The European Court of Human Rights has delivered a judgment in an interesting case with a peculiar mix of issues related to freedom of expression, academic research, medical data, privacy protection and access to official documents. The defendant state is Sweden, a country very familiar with the principle and practice of access to official documents. The right of access to official documents has a history of more than two hundred years in Sweden and is considered one of the cornerstones of Swedish democracy. The case shows how access to official documents, included research documents containing sensitive personal data, can be granted to other researchers, albeit under strict conditions. The case furthermore demonstrates that Sweden applies effective procedures to implement orders granting access to official documents : those who refuse to open access to official documents after a court decision has ordered to do so can be convicted on the basis of criminal law. The case clearly reflects the idea that progress in scientific knowledge would be hindered unduly if the research methodology or scientific data analysis and the conclusions build on the data were not open to scrutiny, discussion and debate, albeit under strict conditions of privacy protection regarding medical data.
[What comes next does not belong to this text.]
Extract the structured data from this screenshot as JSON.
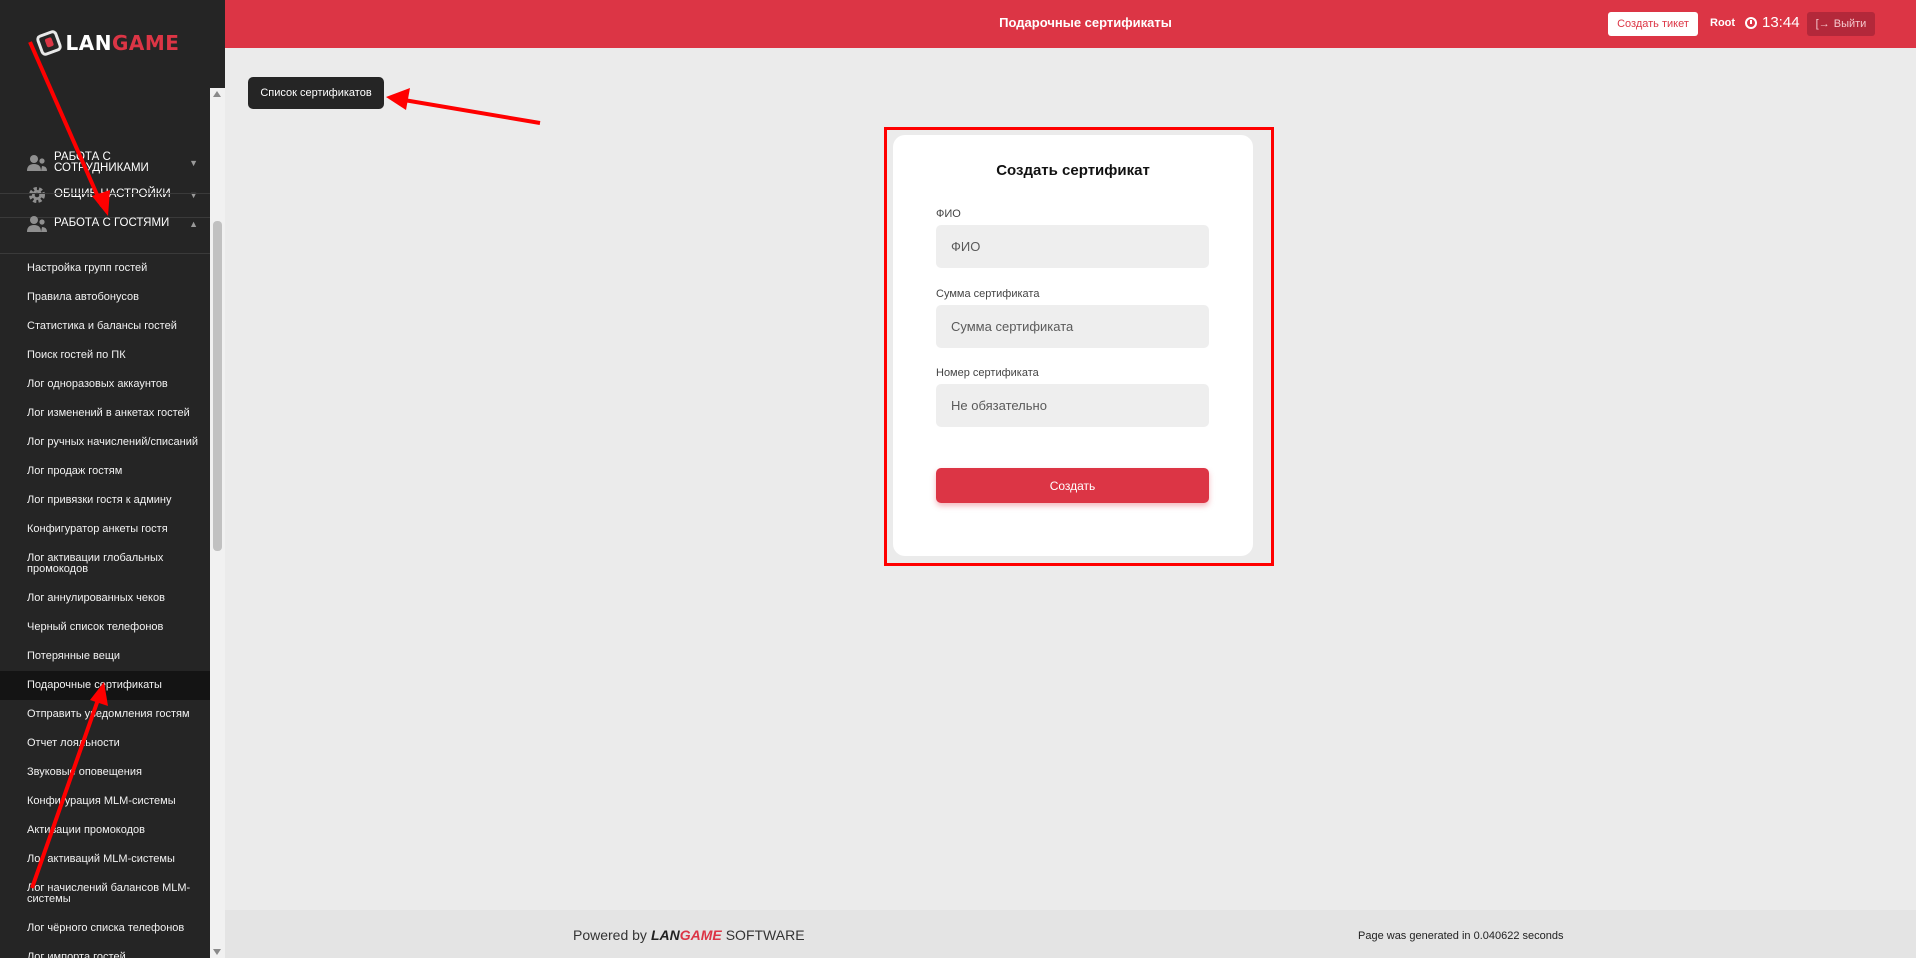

In a previous post, Alexandra wrote about sexual abuse by members of the Church and possibly relevant case-law of the European Court of Human Rights. I will follow up on that post in this one.
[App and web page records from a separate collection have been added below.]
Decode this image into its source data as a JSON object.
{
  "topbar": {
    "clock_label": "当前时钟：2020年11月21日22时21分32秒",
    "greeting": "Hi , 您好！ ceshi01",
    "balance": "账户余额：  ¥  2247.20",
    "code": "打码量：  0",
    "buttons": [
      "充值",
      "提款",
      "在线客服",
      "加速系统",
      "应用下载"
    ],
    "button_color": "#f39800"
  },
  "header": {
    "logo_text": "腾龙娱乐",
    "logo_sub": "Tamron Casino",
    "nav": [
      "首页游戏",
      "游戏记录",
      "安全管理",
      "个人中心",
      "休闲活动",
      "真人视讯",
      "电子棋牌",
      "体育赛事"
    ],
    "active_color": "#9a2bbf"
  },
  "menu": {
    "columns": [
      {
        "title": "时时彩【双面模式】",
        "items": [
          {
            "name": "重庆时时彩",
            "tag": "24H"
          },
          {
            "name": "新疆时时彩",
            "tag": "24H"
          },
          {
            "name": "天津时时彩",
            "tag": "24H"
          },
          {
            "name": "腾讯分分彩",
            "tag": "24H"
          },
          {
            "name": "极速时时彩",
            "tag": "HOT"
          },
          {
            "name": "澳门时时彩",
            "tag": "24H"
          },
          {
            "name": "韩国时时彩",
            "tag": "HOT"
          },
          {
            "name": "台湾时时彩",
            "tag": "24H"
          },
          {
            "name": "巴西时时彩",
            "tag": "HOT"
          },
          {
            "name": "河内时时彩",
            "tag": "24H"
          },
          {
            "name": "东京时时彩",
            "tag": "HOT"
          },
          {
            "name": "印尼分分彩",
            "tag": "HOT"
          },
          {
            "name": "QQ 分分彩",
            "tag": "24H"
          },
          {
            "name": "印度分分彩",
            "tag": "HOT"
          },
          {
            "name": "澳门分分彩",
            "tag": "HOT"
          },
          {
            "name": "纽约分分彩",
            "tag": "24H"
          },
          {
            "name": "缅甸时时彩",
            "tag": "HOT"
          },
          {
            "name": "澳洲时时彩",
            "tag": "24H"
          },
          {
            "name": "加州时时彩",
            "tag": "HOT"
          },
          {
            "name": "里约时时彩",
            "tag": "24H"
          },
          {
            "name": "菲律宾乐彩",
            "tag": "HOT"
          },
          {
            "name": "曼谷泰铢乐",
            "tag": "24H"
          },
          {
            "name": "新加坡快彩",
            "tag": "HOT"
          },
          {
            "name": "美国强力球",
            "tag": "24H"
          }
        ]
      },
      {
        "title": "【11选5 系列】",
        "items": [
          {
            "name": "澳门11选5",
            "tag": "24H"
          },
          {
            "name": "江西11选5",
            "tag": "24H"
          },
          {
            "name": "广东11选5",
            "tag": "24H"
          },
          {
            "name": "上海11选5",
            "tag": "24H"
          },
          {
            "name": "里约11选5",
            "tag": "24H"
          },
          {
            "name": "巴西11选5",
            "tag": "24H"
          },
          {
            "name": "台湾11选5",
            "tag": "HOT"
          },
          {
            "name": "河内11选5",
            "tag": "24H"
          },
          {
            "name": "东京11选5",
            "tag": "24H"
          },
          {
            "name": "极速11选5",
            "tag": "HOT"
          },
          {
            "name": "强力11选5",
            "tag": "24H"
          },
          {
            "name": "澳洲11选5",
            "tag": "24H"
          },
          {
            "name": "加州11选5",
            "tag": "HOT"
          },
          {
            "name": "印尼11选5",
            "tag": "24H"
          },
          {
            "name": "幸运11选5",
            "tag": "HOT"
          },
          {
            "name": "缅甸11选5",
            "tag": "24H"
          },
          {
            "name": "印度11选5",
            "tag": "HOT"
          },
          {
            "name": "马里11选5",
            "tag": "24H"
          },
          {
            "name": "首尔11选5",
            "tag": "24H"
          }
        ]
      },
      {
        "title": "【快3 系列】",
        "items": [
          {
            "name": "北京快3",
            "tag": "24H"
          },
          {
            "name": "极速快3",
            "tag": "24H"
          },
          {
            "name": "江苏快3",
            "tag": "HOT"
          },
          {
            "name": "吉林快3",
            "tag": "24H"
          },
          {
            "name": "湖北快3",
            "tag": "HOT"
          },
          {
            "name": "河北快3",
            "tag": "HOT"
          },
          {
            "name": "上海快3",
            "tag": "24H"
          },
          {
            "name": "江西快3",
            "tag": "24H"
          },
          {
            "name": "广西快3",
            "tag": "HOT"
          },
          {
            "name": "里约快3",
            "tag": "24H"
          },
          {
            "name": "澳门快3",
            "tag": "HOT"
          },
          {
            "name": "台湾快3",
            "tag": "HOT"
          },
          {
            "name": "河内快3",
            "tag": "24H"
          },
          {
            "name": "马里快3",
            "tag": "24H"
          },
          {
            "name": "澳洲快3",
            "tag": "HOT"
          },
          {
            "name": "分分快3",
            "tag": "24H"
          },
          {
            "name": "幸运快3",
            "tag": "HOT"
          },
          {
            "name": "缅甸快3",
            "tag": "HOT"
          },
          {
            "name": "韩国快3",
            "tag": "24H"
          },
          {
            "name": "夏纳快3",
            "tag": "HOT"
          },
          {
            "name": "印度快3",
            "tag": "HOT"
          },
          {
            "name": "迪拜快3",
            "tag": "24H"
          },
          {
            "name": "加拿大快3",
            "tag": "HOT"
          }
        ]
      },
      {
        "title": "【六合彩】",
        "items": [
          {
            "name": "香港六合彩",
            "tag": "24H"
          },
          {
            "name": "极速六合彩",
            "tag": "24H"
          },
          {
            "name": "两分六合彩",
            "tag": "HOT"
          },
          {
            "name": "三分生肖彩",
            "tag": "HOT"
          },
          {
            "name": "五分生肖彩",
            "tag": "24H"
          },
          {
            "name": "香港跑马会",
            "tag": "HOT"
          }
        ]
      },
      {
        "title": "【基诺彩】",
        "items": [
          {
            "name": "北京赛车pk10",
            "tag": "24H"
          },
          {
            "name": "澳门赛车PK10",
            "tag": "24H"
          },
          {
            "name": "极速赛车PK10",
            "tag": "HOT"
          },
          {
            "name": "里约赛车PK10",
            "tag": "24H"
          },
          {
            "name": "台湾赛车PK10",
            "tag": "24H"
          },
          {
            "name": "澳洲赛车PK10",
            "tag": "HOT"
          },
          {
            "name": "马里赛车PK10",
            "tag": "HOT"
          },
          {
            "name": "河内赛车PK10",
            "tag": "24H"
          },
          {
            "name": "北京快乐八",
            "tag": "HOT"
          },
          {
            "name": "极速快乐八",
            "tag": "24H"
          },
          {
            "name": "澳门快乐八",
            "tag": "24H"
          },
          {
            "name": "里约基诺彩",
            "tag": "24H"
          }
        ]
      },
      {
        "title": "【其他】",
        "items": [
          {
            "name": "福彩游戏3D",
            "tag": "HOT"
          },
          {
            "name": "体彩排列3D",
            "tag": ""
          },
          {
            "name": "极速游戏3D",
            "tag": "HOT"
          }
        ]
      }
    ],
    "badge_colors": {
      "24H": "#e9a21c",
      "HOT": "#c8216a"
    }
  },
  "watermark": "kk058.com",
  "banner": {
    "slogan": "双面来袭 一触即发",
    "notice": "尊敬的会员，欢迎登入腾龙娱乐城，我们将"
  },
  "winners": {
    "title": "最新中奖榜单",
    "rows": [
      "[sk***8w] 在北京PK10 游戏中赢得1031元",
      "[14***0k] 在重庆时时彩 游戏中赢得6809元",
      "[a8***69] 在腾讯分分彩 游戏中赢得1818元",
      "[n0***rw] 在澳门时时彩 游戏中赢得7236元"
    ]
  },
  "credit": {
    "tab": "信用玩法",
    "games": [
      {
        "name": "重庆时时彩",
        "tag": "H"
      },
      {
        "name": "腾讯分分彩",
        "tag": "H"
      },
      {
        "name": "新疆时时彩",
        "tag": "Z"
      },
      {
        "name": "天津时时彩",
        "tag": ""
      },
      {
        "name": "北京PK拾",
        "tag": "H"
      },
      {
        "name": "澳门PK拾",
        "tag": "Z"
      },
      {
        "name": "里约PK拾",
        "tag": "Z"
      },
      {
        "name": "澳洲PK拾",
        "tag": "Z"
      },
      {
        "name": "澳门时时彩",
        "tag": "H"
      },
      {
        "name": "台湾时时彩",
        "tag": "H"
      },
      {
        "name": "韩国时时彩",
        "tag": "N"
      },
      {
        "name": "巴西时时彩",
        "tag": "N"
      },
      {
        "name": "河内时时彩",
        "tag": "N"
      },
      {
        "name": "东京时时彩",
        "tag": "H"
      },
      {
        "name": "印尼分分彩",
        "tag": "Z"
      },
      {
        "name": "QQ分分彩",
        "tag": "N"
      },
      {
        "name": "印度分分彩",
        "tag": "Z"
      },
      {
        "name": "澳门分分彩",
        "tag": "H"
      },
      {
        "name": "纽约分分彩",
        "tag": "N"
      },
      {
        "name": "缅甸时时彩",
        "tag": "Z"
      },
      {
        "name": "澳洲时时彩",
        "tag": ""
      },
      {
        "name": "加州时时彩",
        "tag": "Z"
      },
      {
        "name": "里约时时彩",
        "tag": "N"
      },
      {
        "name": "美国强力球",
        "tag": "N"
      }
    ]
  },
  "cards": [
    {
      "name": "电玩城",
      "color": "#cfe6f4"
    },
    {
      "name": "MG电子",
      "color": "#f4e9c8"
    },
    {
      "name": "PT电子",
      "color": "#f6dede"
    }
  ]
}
The past week, the Belgian authorities have upped the ante in the fight against sexual abuse by members of the Catholic Church. An investigative judge ordered house searches in several buildings, including a cathedral, belonging to the Church. During the searches, the police looked for evidence of knowledge of – and thus, attempts to hide – the sexual abuse by the Church. They also seized the 475 personal files of victims that had reported their abuse to the so-called Commission Adriaenssens. The Commission had been set up by the Church itself as an organ of independent experts that would examine the sexual abuse by members of the Church in Belgium. Following the search and the confiscation of the files, the Commission decided to disband since it felt it could no longer fulfil its task. The President of the Commission expressed outrage over what he called a violation of the victims’ privacy. Members of the Church, going as high up as the Vatican itself, expressed similar outrage over the searches. The Vatican described these as worse than the practices during the Communist regimes. But also the victims whose files had been confiscated did not go unheard. One victim filed a complaint with the investigative authorities, claiming to be disadvantaged by their actions, in order to get insight into the files and closer involvement in the procedures. Other victims have joined together to, now that the Commission Adriaenssens has disbanded, demand a Parliamentary investigation into the crimes of sexual abuse by Church members.
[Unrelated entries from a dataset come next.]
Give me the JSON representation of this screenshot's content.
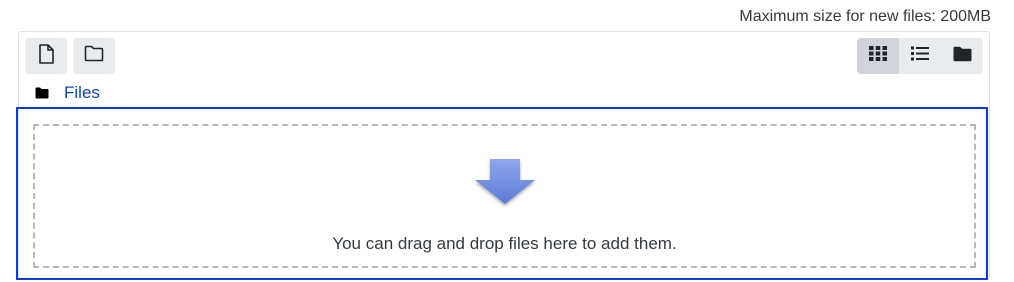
{
  "filemanager": {
    "max_size_text": "Maximum size for new files: 200MB",
    "toolbar": {
      "add_file_icon": "file-icon",
      "create_folder_icon": "folder-outline-icon",
      "views": [
        {
          "icon": "grid-icon",
          "active": true
        },
        {
          "icon": "list-icon",
          "active": false
        },
        {
          "icon": "folder-icon",
          "active": false
        }
      ]
    },
    "path": {
      "folder_icon": "folder-icon",
      "label": "Files"
    },
    "dropzone": {
      "arrow_icon": "down-arrow-icon",
      "message": "You can drag and drop files here to add them."
    },
    "colors": {
      "link": "#0f47ad",
      "dropzone_border": "#0f3bdc",
      "dashed_border": "#b8b8b8",
      "arrow": "#6f8fe0",
      "button_bg": "#e9ecef",
      "button_active_bg": "#ced4da"
    }
  }
}
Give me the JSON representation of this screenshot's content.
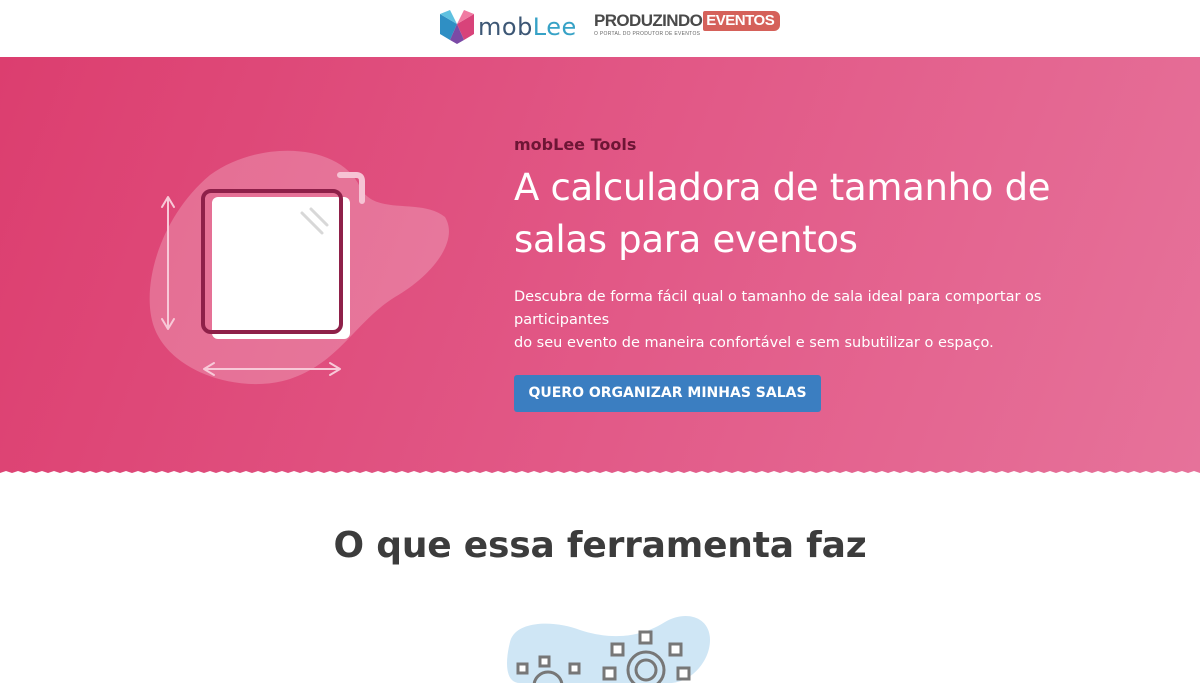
{
  "header": {
    "moblee_logo": {
      "word_left": "mob",
      "word_right": "Lee"
    },
    "partner_logo": {
      "word": "PRODUZINDO",
      "tag": "EVENTOS",
      "tagline": "O PORTAL DO PRODUTOR DE EVENTOS"
    }
  },
  "hero": {
    "eyebrow": "mobLee Tools",
    "title_line1": "A calculadora de tamanho de",
    "title_line2": "salas para eventos",
    "description_line1": "Descubra de forma fácil qual o tamanho de sala ideal para comportar os participantes",
    "description_line2": "do seu evento de maneira confortável e sem subutilizar o espaço.",
    "cta_label": "QUERO ORGANIZAR MINHAS SALAS"
  },
  "features": {
    "section_title": "O que essa ferramenta faz"
  },
  "colors": {
    "hero_gradient_start": "#dc3e6f",
    "hero_gradient_end": "#e6729a",
    "cta_blue": "#3b7ec1",
    "eyebrow_dark": "#6e1535",
    "room_outline": "#8e2049",
    "partner_tag": "#d5615a"
  },
  "icons": {
    "moblee_mark": "moblee-logo-icon",
    "room_square": "room-square-icon",
    "vertical_arrow": "vertical-double-arrow-icon",
    "horizontal_arrow": "horizontal-double-arrow-icon",
    "gear_cluster": "gears-icon"
  }
}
The various reactions reveal that the house searches, and especially the seizure of the personal files of the victims that had stepped forward, pose difficult issues. I would divide the complaints into two different categories. The complaints of the Church and the Vatican about the manner in which the searches were conducted constitute the first category. The complaints of the Commission and the victims about the violation of the victims’ privacy constitute the second. I will discuss these in turn.